By DANIEL SNEIDER
KNIGHT RIDDER NEWSPAPERS
The hearings this week for Condoleezza Rice's nomination as secretary of state will be largely political theater. The Democrats plan to politely hound the president's national security adviser for her role in the Iraq war.
But it would be more useful to probe what role Rice intends to play in shaping the foreign policy during Bush's second term.
Colin Powell's State Department was headquarters for the loyal opposition in the Washington policy wars, fighting repeated battles with Donald Rumsfeld's Pentagon and Vice President Dick Cheney over issues ranging from Iraq to the handling of North Korea and Iran.
Will Rice offer a distinct voice on foreign policy at State? Or will the former Stanford provost transplant to the State Department her function as the person who turns the president's gut instincts into well-crafted national security doctrine?
Rice's proposed top aides suggest she will run her own show with a strong hand. But they also send the message that loyalty to the president comes first and that the policy battles of the first term are essentially over.
"There is no more debate about foreign policy," says Ivo Daalder of the Brookings Institution, a former Clinton national security adviser and the author of a book on Bush foreign policy. "Everybody's on the same line."
What may be different, however, is a greater emphasis on diplomacy, particularly on fence-mending with America's allies. The president's trip to Europe next month is a step down that road. Expect Rice to spend a lot of time on an airplane in the months that follow.
Rice's close circle at State will be professionals, many of whom served with her in the administration of Bush senior, with experience in Europe. The men she picked as her No. 2 and No. 3 deputies -- Robert Zoellick, the current trade negotiator, and Nicholas Burns, the ambassador to NATO -- are tough-minded, unhesitant to use U.S. power but pragmatic. And they are loyal to the president.
The only partial exception is Robert Joseph, who is expected to become undersecretary of state for arms control and international security, replacing prominent neo-con stalwart John Bolton. Bolton notoriously interfered in Powell's efforts to pursue a diplomatic solution to the North Korean nuclear program.
Joseph, who served as Rice's deputy at the National Security Council, is described by one administration insider as an "ideologue's ideologue." Unlike Bolton, "he doesn't like to do it in speeches -- he does it quietly."
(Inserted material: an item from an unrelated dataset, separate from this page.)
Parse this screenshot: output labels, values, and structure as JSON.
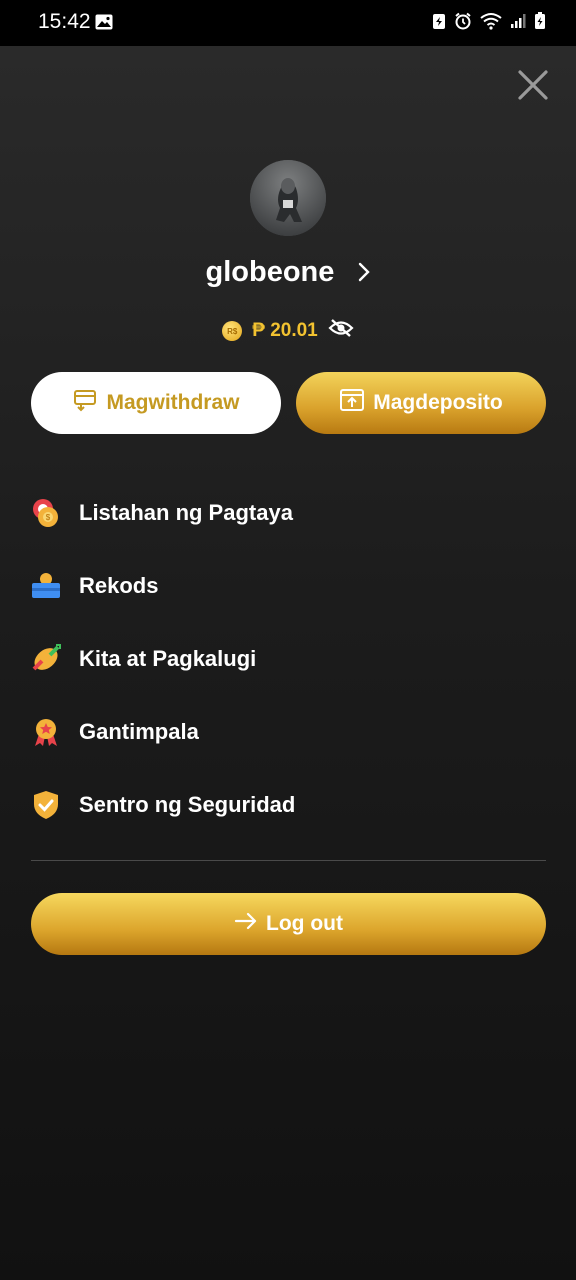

The handling of North Korea will be an interesting early test of Rice's tenure at state. The Pyongyang regime signaled Friday its readiness to return to the six-party talks held under Chinese auspices. The administration now needs to get on the same page with allies South Korea and Japan, as well as with China, all of whom have been critical of the administration's inflexibility.
A possible sign of where Rice is headed is in naming the current U.S. ambassador to Korea, Chris Hill, as assistant secretary of state for East Asia, according to the influential Nelson Report. Sources inside State confirm the report.
Hill is a career diplomat, a specialist on Eastern Europe. As ambassador to Poland, he impressed the president by getting the Poles on board as one of the biggest contributors to the Iraq war effort. He is described as smart and outspoken.
In a short time, Hill won over many South Koreans, who are wary of American intentions these days. Typical was a quiet visit he paid to a memorial for Koreans killed in a brutal 1980 suppression of pro-democracy protests against the military regime, an event many Koreans believe was backed by the United States. "I am here with great respect -- and great sorrow -- for the memory of those brave victims," Hill wrote in a visitors' book there.
Privately, according to several sources, Hill supports the need for a direct dialogue with North Korea, something the White House has opposed. He pushed that view in a long session with Rice, one source reports.
A change of tone, particularly when it comes to dealing with allies, will be welcome. But there are real policy differences as well.
By moving from the White House over to Foggy Bottom, Rice now has wings that she didn't have before. The question is, will she use them -- and if so, how?
X Daniel Sneider is foreign affairs columnist for the San Jose Mercury News. Distributed by Knight Ridder/Tribune Information Services.